**Your objective**
Wherever the word "header" appears in a line of the data, that line should be copied.

[Page and application data records]
********

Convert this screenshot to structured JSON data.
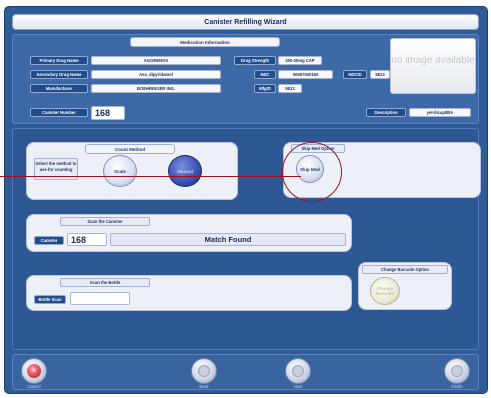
{
  "window": {
    "title": "Canister Refilling Wizard"
  },
  "medication": {
    "header": "Medication Information",
    "primary_drug_name": {
      "label": "Primary Drug Name",
      "value": "AGGRENOX"
    },
    "secondary_drug_name": {
      "label": "Secondary Drug Name",
      "value": "Asa_dipyridamol"
    },
    "manufacturer": {
      "label": "Manufacturer",
      "value": "BOEHRINGER ING."
    },
    "drug_strength": {
      "label": "Drug Strength",
      "value": "200-25mg CAP"
    },
    "ndc": {
      "label": "NDC",
      "value": "00597000160"
    },
    "ndcid": {
      "label": "NDCID",
      "value": "5813"
    },
    "mfgid": {
      "label": "MfgID",
      "value": "5813"
    },
    "canister_number": {
      "label": "Canister Number",
      "value": "168"
    },
    "description": {
      "label": "Description",
      "value": "yel-blcap/BIA"
    },
    "image_placeholder": "no image available"
  },
  "count_method": {
    "header": "Count Method",
    "prompt": "Select the method to use for counting",
    "scale_label": "Scale",
    "manual_label": "Manual"
  },
  "skip_med": {
    "header": "Skip Med Option",
    "button_label": "Skip Med"
  },
  "scan_canister": {
    "header": "Scan the Canister",
    "field_label": "Canister",
    "value": "168",
    "status": "Match Found"
  },
  "scan_bottle": {
    "header": "Scan the Bottle",
    "field_label": "Bottle Scan",
    "value": ""
  },
  "barcode": {
    "header": "Change Barcode Option",
    "button_label": "Change Barcode"
  },
  "footer": {
    "cancel_label": "Cancel",
    "back_label": "Back",
    "next_label": "Next",
    "finish_label": "Finish"
  },
  "colors": {
    "frame": "#2f5c96",
    "callout": "#9a1020",
    "accent_button": "#3a4fb0",
    "cancel": "#d43a4a"
  }
}
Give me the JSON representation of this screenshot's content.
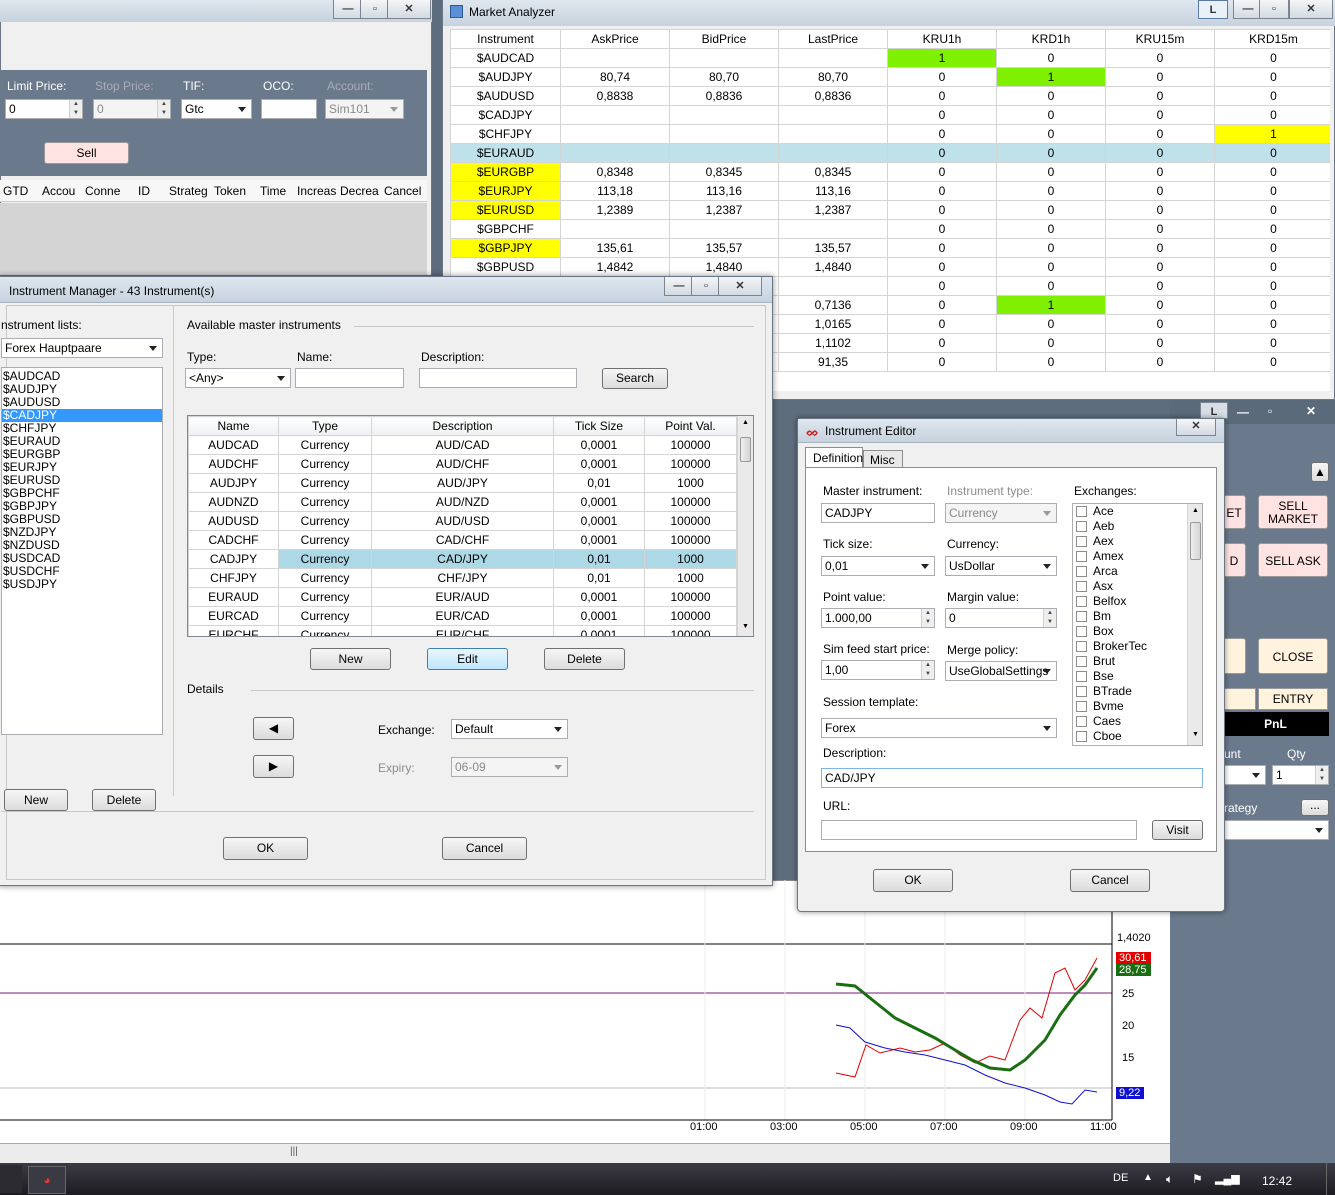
{
  "order_window": {
    "limit_price_label": "Limit Price:",
    "stop_price_label": "Stop Price:",
    "tif_label": "TIF:",
    "oco_label": "OCO:",
    "account_label": "Account:",
    "limit_price_value": "0",
    "stop_price_value": "0",
    "tif_value": "Gtc",
    "account_value": "Sim101",
    "sell_label": "Sell",
    "columns": [
      "GTD",
      "Accou",
      "Conne",
      "ID",
      "Strateg",
      "Token",
      "Time",
      "Increas",
      "Decrea",
      "Cancel"
    ]
  },
  "market_analyzer": {
    "title": "Market Analyzer",
    "l_button": "L",
    "columns": [
      "Instrument",
      "AskPrice",
      "BidPrice",
      "LastPrice",
      "KRU1h",
      "KRD1h",
      "KRU15m",
      "KRD15m"
    ],
    "rows": [
      [
        "$AUDCAD",
        "",
        "",
        "",
        "1",
        "0",
        "0",
        "0"
      ],
      [
        "$AUDJPY",
        "80,74",
        "80,70",
        "80,70",
        "0",
        "1",
        "0",
        "0"
      ],
      [
        "$AUDUSD",
        "0,8838",
        "0,8836",
        "0,8836",
        "0",
        "0",
        "0",
        "0"
      ],
      [
        "$CADJPY",
        "",
        "",
        "",
        "0",
        "0",
        "0",
        "0"
      ],
      [
        "$CHFJPY",
        "",
        "",
        "",
        "0",
        "0",
        "0",
        "1"
      ],
      [
        "$EURAUD",
        "",
        "",
        "",
        "0",
        "0",
        "0",
        "0"
      ],
      [
        "$EURGBP",
        "0,8348",
        "0,8345",
        "0,8345",
        "0",
        "0",
        "0",
        "0"
      ],
      [
        "$EURJPY",
        "113,18",
        "113,16",
        "113,16",
        "0",
        "0",
        "0",
        "0"
      ],
      [
        "$EURUSD",
        "1,2389",
        "1,2387",
        "1,2387",
        "0",
        "0",
        "0",
        "0"
      ],
      [
        "$GBPCHF",
        "",
        "",
        "",
        "0",
        "0",
        "0",
        "0"
      ],
      [
        "$GBPJPY",
        "135,61",
        "135,57",
        "135,57",
        "0",
        "0",
        "0",
        "0"
      ],
      [
        "$GBPUSD",
        "1,4842",
        "1,4840",
        "1,4840",
        "0",
        "0",
        "0",
        "0"
      ],
      [
        "",
        "",
        "",
        "",
        "0",
        "0",
        "0",
        "0"
      ],
      [
        "",
        "",
        "",
        "0,7136",
        "0",
        "1",
        "0",
        "0"
      ],
      [
        "",
        "",
        "",
        "1,0165",
        "0",
        "0",
        "0",
        "0"
      ],
      [
        "",
        "",
        "",
        "1,1102",
        "0",
        "0",
        "0",
        "0"
      ],
      [
        "",
        "",
        "",
        "91,35",
        "0",
        "0",
        "0",
        "0"
      ]
    ]
  },
  "instrument_manager": {
    "title": "Instrument Manager - 43 Instrument(s)",
    "lists_label": "nstrument lists:",
    "list_value": "Forex Hauptpaare",
    "list_items": [
      "$AUDCAD",
      "$AUDJPY",
      "$AUDUSD",
      "$CADJPY",
      "$CHFJPY",
      "$EURAUD",
      "$EURGBP",
      "$EURJPY",
      "$EURUSD",
      "$GBPCHF",
      "$GBPJPY",
      "$GBPUSD",
      "$NZDJPY",
      "$NZDUSD",
      "$USDCAD",
      "$USDCHF",
      "$USDJPY"
    ],
    "new_label": "New",
    "delete_label": "Delete",
    "available_label": "Available master instruments",
    "type_label": "Type:",
    "name_label": "Name:",
    "description_label": "Description:",
    "type_value": "<Any>",
    "search_label": "Search",
    "grid_columns": [
      "Name",
      "Type",
      "Description",
      "Tick Size",
      "Point Val."
    ],
    "grid_rows": [
      [
        "AUDCAD",
        "Currency",
        "AUD/CAD",
        "0,0001",
        "100000"
      ],
      [
        "AUDCHF",
        "Currency",
        "AUD/CHF",
        "0,0001",
        "100000"
      ],
      [
        "AUDJPY",
        "Currency",
        "AUD/JPY",
        "0,01",
        "1000"
      ],
      [
        "AUDNZD",
        "Currency",
        "AUD/NZD",
        "0,0001",
        "100000"
      ],
      [
        "AUDUSD",
        "Currency",
        "AUD/USD",
        "0,0001",
        "100000"
      ],
      [
        "CADCHF",
        "Currency",
        "CAD/CHF",
        "0,0001",
        "100000"
      ],
      [
        "CADJPY",
        "Currency",
        "CAD/JPY",
        "0,01",
        "1000"
      ],
      [
        "CHFJPY",
        "Currency",
        "CHF/JPY",
        "0,01",
        "1000"
      ],
      [
        "EURAUD",
        "Currency",
        "EUR/AUD",
        "0,0001",
        "100000"
      ],
      [
        "EURCAD",
        "Currency",
        "EUR/CAD",
        "0,0001",
        "100000"
      ],
      [
        "EURCHF",
        "Currency",
        "EUR/CHF",
        "0,0001",
        "100000"
      ]
    ],
    "grid_new": "New",
    "grid_edit": "Edit",
    "grid_delete": "Delete",
    "details_label": "Details",
    "exchange_label": "Exchange:",
    "exchange_value": "Default",
    "expiry_label": "Expiry:",
    "expiry_value": "06-09",
    "ok_label": "OK",
    "cancel_label": "Cancel"
  },
  "instrument_editor": {
    "title": "Instrument Editor",
    "tabs": [
      "Definition",
      "Misc"
    ],
    "master_label": "Master instrument:",
    "master_value": "CADJPY",
    "type_label": "Instrument type:",
    "type_value": "Currency",
    "exchanges_label": "Exchanges:",
    "exchanges": [
      "Ace",
      "Aeb",
      "Aex",
      "Amex",
      "Arca",
      "Asx",
      "Belfox",
      "Bm",
      "Box",
      "BrokerTec",
      "Brut",
      "Bse",
      "BTrade",
      "Bvme",
      "Caes",
      "Cboe"
    ],
    "tick_label": "Tick size:",
    "tick_value": "0,01",
    "currency_label": "Currency:",
    "currency_value": "UsDollar",
    "point_label": "Point value:",
    "point_value": "1.000,00",
    "margin_label": "Margin value:",
    "margin_value": "0",
    "sim_label": "Sim feed start price:",
    "sim_value": "1,00",
    "merge_label": "Merge policy:",
    "merge_value": "UseGlobalSettings",
    "session_label": "Session template:",
    "session_value": "Forex",
    "description_label": "Description:",
    "description_value": "CAD/JPY",
    "url_label": "URL:",
    "visit_label": "Visit",
    "ok_label": "OK",
    "cancel_label": "Cancel"
  },
  "right_panel": {
    "sell_market": "SELL\nMARKET",
    "sell_ask": "SELL ASK",
    "frag_t": "ET",
    "frag_d": "D",
    "close": "CLOSE",
    "entry": "ENTRY",
    "pnl": "PnL",
    "account_frag": "unt",
    "qty_label": "Qty",
    "qty_value": "1",
    "strategy_frag": "rategy",
    "more_label": "...",
    "l_button": "L"
  },
  "chart": {
    "price_label": "1,4020",
    "y_ticks": [
      "25",
      "20",
      "15"
    ],
    "x_ticks": [
      "01:00",
      "03:00",
      "05:00",
      "07:00",
      "09:00",
      "11:00"
    ],
    "badge_red": "30,61",
    "badge_green": "28,75",
    "badge_blue": "9,22",
    "colors": {
      "red": "#e00000",
      "green": "#1a6e12",
      "blue": "#1010d0",
      "purple": "#7a1a7a"
    }
  },
  "taskbar": {
    "lang": "DE",
    "time": "12:42"
  }
}
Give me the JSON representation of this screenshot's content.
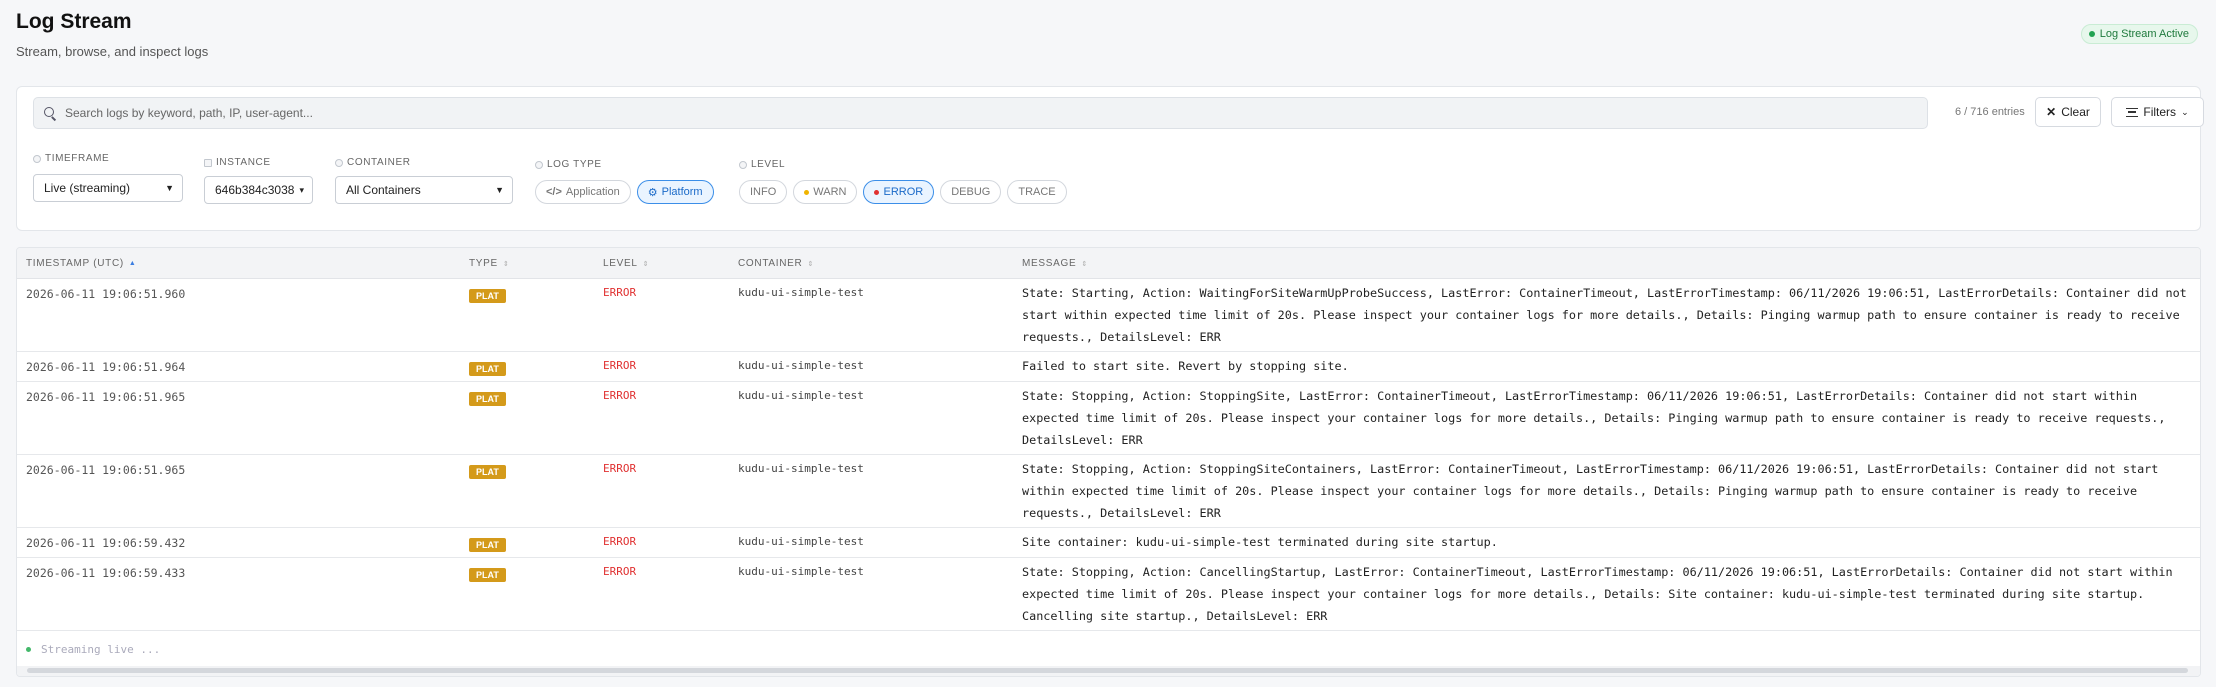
{
  "header": {
    "title": "Log Stream",
    "subtitle": "Stream, browse, and inspect logs",
    "status": "Log Stream Active"
  },
  "search": {
    "placeholder": "Search logs by keyword, path, IP, user-agent...",
    "value": "",
    "entries": "6 / 716 entries",
    "clear_label": "Clear",
    "filters_label": "Filters"
  },
  "filters": {
    "timeframe": {
      "label": "TIMEFRAME",
      "value": "Live (streaming)"
    },
    "instance": {
      "label": "INSTANCE",
      "value": "646b384c3038"
    },
    "container": {
      "label": "CONTAINER",
      "value": "All Containers"
    },
    "log_type": {
      "label": "LOG TYPE",
      "options": [
        "Application",
        "Platform"
      ],
      "active": "Platform"
    },
    "level": {
      "label": "LEVEL",
      "options": [
        "INFO",
        "WARN",
        "ERROR",
        "DEBUG",
        "TRACE"
      ],
      "active": "ERROR"
    }
  },
  "table": {
    "columns": [
      "TIMESTAMP (UTC)",
      "TYPE",
      "LEVEL",
      "CONTAINER",
      "MESSAGE"
    ],
    "rows": [
      {
        "timestamp": "2026-06-11 19:06:51.960",
        "type": "PLAT",
        "level": "ERROR",
        "container": "kudu-ui-simple-test",
        "message": "State: Starting, Action: WaitingForSiteWarmUpProbeSuccess, LastError: ContainerTimeout, LastErrorTimestamp: 06/11/2026 19:06:51, LastErrorDetails: Container did not start within expected time limit of 20s. Please inspect your container logs for more details., Details: Pinging warmup path to ensure container is ready to receive requests., DetailsLevel: ERR"
      },
      {
        "timestamp": "2026-06-11 19:06:51.964",
        "type": "PLAT",
        "level": "ERROR",
        "container": "kudu-ui-simple-test",
        "message": "Failed to start site. Revert by stopping site."
      },
      {
        "timestamp": "2026-06-11 19:06:51.965",
        "type": "PLAT",
        "level": "ERROR",
        "container": "kudu-ui-simple-test",
        "message": "State: Stopping, Action: StoppingSite, LastError: ContainerTimeout, LastErrorTimestamp: 06/11/2026 19:06:51, LastErrorDetails: Container did not start within expected time limit of 20s. Please inspect your container logs for more details., Details: Pinging warmup path to ensure container is ready to receive requests., DetailsLevel: ERR"
      },
      {
        "timestamp": "2026-06-11 19:06:51.965",
        "type": "PLAT",
        "level": "ERROR",
        "container": "kudu-ui-simple-test",
        "message": "State: Stopping, Action: StoppingSiteContainers, LastError: ContainerTimeout, LastErrorTimestamp: 06/11/2026 19:06:51, LastErrorDetails: Container did not start within expected time limit of 20s. Please inspect your container logs for more details., Details: Pinging warmup path to ensure container is ready to receive requests., DetailsLevel: ERR"
      },
      {
        "timestamp": "2026-06-11 19:06:59.432",
        "type": "PLAT",
        "level": "ERROR",
        "container": "kudu-ui-simple-test",
        "message": "Site container: kudu-ui-simple-test terminated during site startup."
      },
      {
        "timestamp": "2026-06-11 19:06:59.433",
        "type": "PLAT",
        "level": "ERROR",
        "container": "kudu-ui-simple-test",
        "message": "State: Stopping, Action: CancellingStartup, LastError: ContainerTimeout, LastErrorTimestamp: 06/11/2026 19:06:51, LastErrorDetails: Container did not start within expected time limit of 20s. Please inspect your container logs for more details., Details: Site container: kudu-ui-simple-test terminated during site startup. Cancelling site startup., DetailsLevel: ERR"
      }
    ],
    "streaming_text": "Streaming live ..."
  },
  "colors": {
    "accent": "#3b8ee8",
    "error": "#e03131",
    "warn": "#f0b400",
    "plat_badge": "#d49a1a",
    "live": "#22a352"
  }
}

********

**The completed task**
    "header": "Medication Information",
    "header": "Count Method",
    "header": "Skip Med Option",
    "header": "Scan the Canister",
    "header": "Scan the Bottle",
    "header": "Change Barcode Option",
  "header": {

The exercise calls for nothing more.